Donations of wheelbarrows and muck rakes would also be appreciated, she said.
Assisted by other agencies, animal-control officers served a search warrant at the ranch in the 30800 block of Meridian East “in response to another law-enforcement agency’s concerns over the health of the horses,” according to the county.
Officers who first visited the property Tuesday found the horses living in poorly ventilated barns and outbuildings, Anderson said. Some stalls contained compacted manure and urine a foot thick, she said.
Many of the horses, including several stallions, were thin and had untreated injuries, Anderson said.
The animals are not used to being handled, and authorities had a difficult time getting them into trailers, she said.
“They’re very, very skittish,” Anderson said.
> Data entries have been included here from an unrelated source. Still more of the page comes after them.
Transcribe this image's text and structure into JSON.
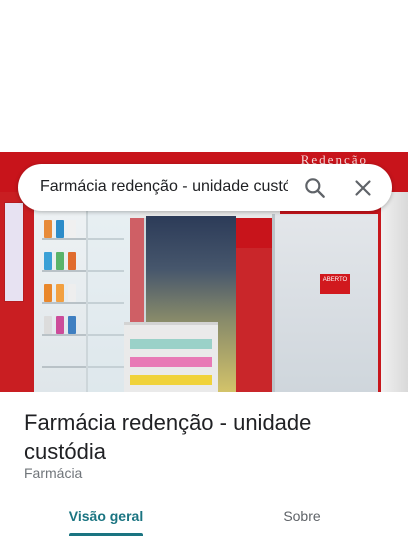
{
  "search": {
    "query": "Farmácia redenção - unidade custódia"
  },
  "photo": {
    "sign_text": "Redenção",
    "aberto_label": "ABERTO"
  },
  "place": {
    "name": "Farmácia redenção - unidade custódia",
    "category": "Farmácia"
  },
  "tabs": [
    {
      "label": "Visão geral",
      "active": true
    },
    {
      "label": "Sobre",
      "active": false
    }
  ],
  "colors": {
    "accent": "#1a7481",
    "storefront_red": "#c8141b"
  },
  "icons": {
    "search": "search-icon",
    "close": "close-icon"
  }
}
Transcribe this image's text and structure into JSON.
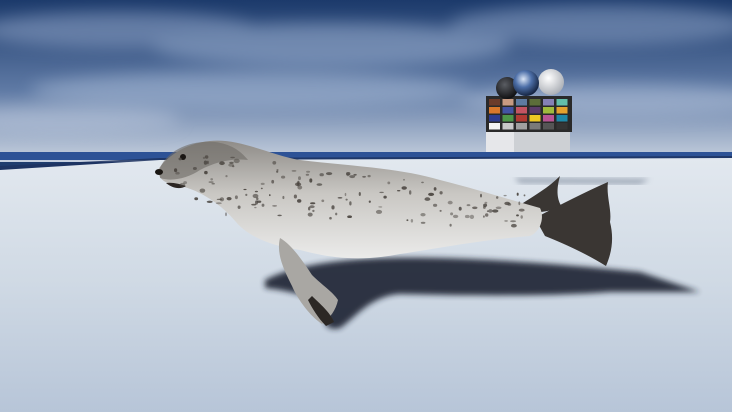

The horses were taken to a county park to be checked out by a veterinarian. Animal-control officers arranged to have 1 ton of feed delivered to the park.
Ten horses had to be left behind Wednesday when darkness fell and were removed from the ranch on Thursday.
They included a number of stallions that are particularly skittish and hard to handle, Anderson said.
The county called in “expert horse handlers” to help transport the animals, she said.
The animals’ owner was on site during the raid and has been “pretty cooperative and has obeyed all directives,” Anderson said.
Because the horses are difficult — even dangerous — to handle, offers from individual volunteers to help with them will not be accepted, Anderson said in a release.